That turn in the road is where you’ll find All Souls. The rotunda, with the main church building set at an angle, was a design Nash used to get round this situation leading to an eye-catching and unconventional focus, highly visible from Oxford Circus (which over 100,000 people a day now pass through).

Consecrated in November 1824, the architecture of the building was not universally acclaimed at the time but is now the last surviving Nash church in London. From its roots as a church building for the well-to-do inhabitants of Marylebone it has become home, over the years, to an ever-changing, international gospel community, which happens to be situated in one of the most internationally diverse parishes in the country.


Preserved Through the 20th Century

As with much of London, the second world war made its mark on Upper Regent Street and major damage was caused to the church by a landmine in 1940. The neighbouring Queen’s Hall was destroyed.

All Souls
John Stott capping the spire

The All Souls building survived though the roof collapsed and the spire needed partial dismantling. It remained too unsafe to worship in for some time. The congregation moved for the remainder of the war years to St Peter’s Vere Street until it was finally safe to return. The restoration was completed in 1951 shortly after John Stott became rector in 1950.

John’s first sermon, on June 18 1950, looked at the five-fold emphasis of the early church and brought that as a “manifesto” to the congregation “as we peer into the unknown” – together in study, together in fellowship, together in worship, together in prayer, together in evangelism. He issued a call to prayer and, at the outset of his ministry, expressed his wish that the midweek prayer gathering (then on Thursdays) “should be the central activity of the week”. The church and its ministry grew over the next decades.


Expansion, Change and Hidden Provision

Growth brings with it various challenges and, by the end of the 1960s, one in particular was the lack of any meeting space on site apart from the main church auditorium. The church family could on some days make use of Waldegrave Hall in Duke Street, but this was some distance away.

It was then that an amazing ‘hidden provision’ came to light. Robert Potter, who was appointed as church architect in 1971, discovered that the building had unusually deep foundations designed by Nash, to give stability in the swampland on which the church was originally built. It was possible to construct a whole new church hall underneath the main church!

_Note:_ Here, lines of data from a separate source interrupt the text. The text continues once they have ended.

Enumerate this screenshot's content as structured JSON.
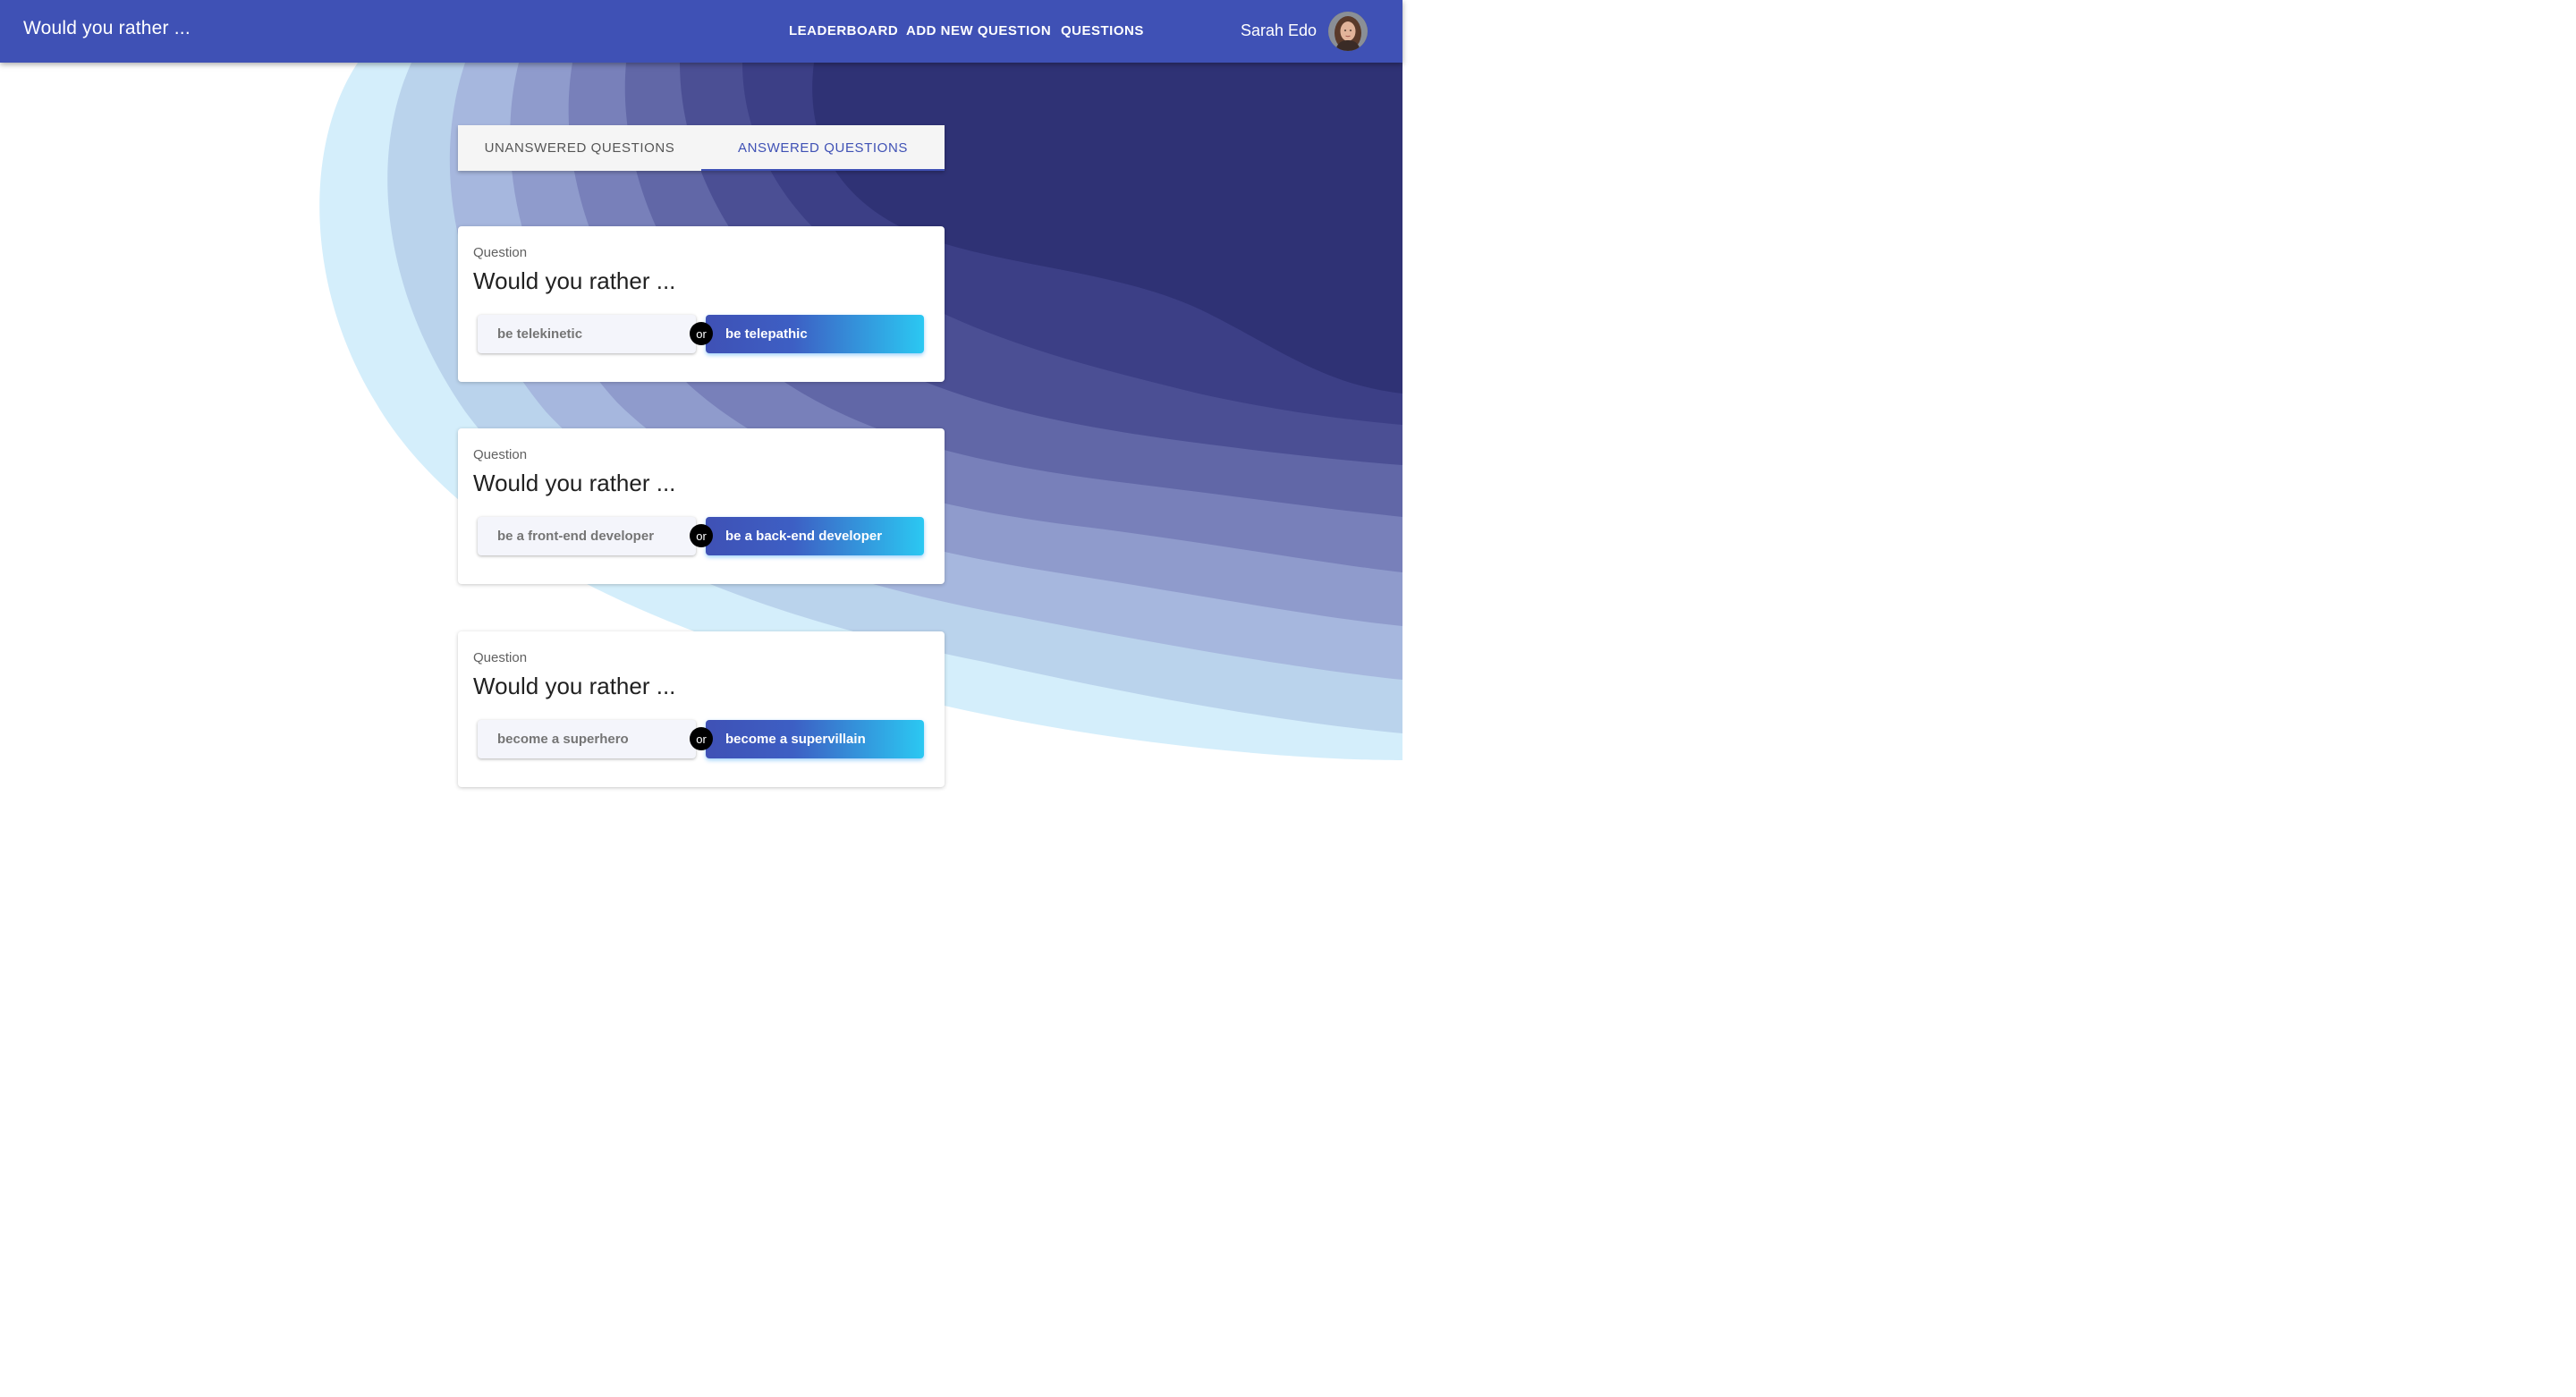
{
  "app": {
    "title": "Would you rather ..."
  },
  "nav": {
    "leaderboard": "LEADERBOARD",
    "add_new_question": "ADD NEW QUESTION",
    "questions": "QUESTIONS"
  },
  "user": {
    "name": "Sarah Edo"
  },
  "tabs": [
    {
      "label": "UNANSWERED QUESTIONS",
      "active": false
    },
    {
      "label": "ANSWERED QUESTIONS",
      "active": true
    }
  ],
  "questions": [
    {
      "label": "Question",
      "title": "Would you rather ...",
      "or": "or",
      "option_one": "be telekinetic",
      "option_two": "be telepathic"
    },
    {
      "label": "Question",
      "title": "Would you rather ...",
      "or": "or",
      "option_one": "be a front-end developer",
      "option_two": "be a back-end developer"
    },
    {
      "label": "Question",
      "title": "Would you rather ...",
      "or": "or",
      "option_one": "become a superhero",
      "option_two": "become a supervillain"
    }
  ],
  "colors": {
    "primary": "#3f51b5",
    "gradient_end": "#2bc8f2",
    "or_badge": "#000000",
    "wave_dark": "#2f3275",
    "wave_light": "#d6f0fb"
  }
}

When the necessity came to close and sell the old Waldegrave Hall the impetus for a new one became critical. A sum, equivalent in today’s terms to over £4.5 million, needed to be raised. The church closed for building work between May 1975 and November 1976 (when again the church family met at St Peter’s to worship, with Michael Baughen now the rector), and the prayers, dedication and sacrificial giving of hundreds of All Souls members and friends from around the world saw the project finish on time and free of debt.


Visible, Open and Central

The ministry of a church will never be confined to any building (the 'church' in any case is the people and not the building itself) but we do pause and give thanks for the provision of this amazing platform God has given, and preserved, for His gospel work in the centre of London.

All Souls
Four rectors, 1950–2020: John Stott, Michael Baughen, Richard Bewes and Hugh Palmer (left to right)

In recent years, we've added screens both inside the church and in the rotunda to make information clearer and to facilitate worship; we've opened up the front of church by replacing barrier-like wood and safety glass partitions with clear glass doors; we've added chairs that can be used more flexibly. We intend to make the building as welcoming and accessible as possible.

Thousands of people come through the doors during the week as well as on Sundays – some drawn by the light, some by the singing, some simply by the architecture. The people may change, even the rectors may change, but we pray All Souls Church will continue to share the gospel in the heart of London.


In 2024 we will be celebrating 200 years of ministry at All Souls Langham Place. We want to make sure our buildings, ministries and mission work are in great shape as we prepare for a third century of reaching the people of this city. Please help us continue our work here in central London.